New Year’s Resolutions? I say ‘Bah, humbug’ to that malarkey. When January 1, 2020 rolls around, just continue the great habits and routines begun a few months ago, return to the gym, tighten up your eating habits, and look forward to the long-term benefits of supporting and planning for robust longevity. Over the next few weeks I will be detailing tips, suggestions, and practical steps towards positive lifestyle changes accessible to anyone committed to improved health and wellness. Please feel free to comment, ask questions and share ideas found in this column and on my website, 45andthrive.com. So, until next time, to all of you, I wish a healthy and realistic Happy New Year!
Michael Patterson, M.Ed.
Lift long and Prosper
Michael Patterson M.Ed, has spent 30+ years as a fitness and health professional. He holds degrees in Physical and Health Education, Psychology, and Education. Find out more about Michael and follow him on his website at www.45andthrive.com, and on Instagram @45andthrive. Questions and comments can be sent to firstname.lastname@example.org.

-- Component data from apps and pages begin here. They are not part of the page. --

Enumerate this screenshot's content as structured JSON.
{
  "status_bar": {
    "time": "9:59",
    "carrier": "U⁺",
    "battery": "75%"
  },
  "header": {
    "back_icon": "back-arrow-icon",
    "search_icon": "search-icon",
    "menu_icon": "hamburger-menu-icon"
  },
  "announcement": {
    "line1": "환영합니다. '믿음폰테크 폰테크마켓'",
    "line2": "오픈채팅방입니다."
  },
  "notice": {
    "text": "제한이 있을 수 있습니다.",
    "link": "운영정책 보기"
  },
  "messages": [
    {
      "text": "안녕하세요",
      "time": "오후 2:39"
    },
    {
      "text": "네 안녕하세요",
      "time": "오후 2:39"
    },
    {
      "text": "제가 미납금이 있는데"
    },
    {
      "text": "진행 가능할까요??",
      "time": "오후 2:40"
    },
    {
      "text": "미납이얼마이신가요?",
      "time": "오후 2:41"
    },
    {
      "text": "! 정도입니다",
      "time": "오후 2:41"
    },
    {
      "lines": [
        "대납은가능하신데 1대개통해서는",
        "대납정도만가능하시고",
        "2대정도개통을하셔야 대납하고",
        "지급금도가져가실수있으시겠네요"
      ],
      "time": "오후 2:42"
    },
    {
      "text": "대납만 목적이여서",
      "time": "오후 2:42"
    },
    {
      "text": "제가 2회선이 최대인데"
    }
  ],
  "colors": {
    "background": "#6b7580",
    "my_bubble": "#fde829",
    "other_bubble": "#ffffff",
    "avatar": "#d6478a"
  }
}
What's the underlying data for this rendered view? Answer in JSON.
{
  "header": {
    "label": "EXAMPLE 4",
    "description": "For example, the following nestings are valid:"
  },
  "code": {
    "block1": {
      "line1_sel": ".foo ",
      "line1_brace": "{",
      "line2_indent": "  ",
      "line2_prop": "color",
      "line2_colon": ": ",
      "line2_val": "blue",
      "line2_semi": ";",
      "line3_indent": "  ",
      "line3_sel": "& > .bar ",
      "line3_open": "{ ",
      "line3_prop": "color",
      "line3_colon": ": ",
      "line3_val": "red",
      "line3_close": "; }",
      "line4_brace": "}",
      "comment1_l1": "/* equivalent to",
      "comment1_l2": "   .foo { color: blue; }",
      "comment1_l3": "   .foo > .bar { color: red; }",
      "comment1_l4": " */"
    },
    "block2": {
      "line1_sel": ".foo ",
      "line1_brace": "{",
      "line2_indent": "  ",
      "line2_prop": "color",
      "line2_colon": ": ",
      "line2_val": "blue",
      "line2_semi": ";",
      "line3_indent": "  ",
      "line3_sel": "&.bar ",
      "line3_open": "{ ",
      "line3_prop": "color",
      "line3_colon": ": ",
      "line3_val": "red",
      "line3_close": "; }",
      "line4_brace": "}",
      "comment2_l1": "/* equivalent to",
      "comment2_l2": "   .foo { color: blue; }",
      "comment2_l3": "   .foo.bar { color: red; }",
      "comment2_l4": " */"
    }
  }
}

*Disclaimer: The information provided and discussed in this column is based on my personal experience, studies of physical and health education and my expertise as a lifelong fitness and health professional. Any recommendations made about fitness, training, nutrition, supplements or lifestyle, or information provided through this column, should be discussed with your physician or other health-care professional.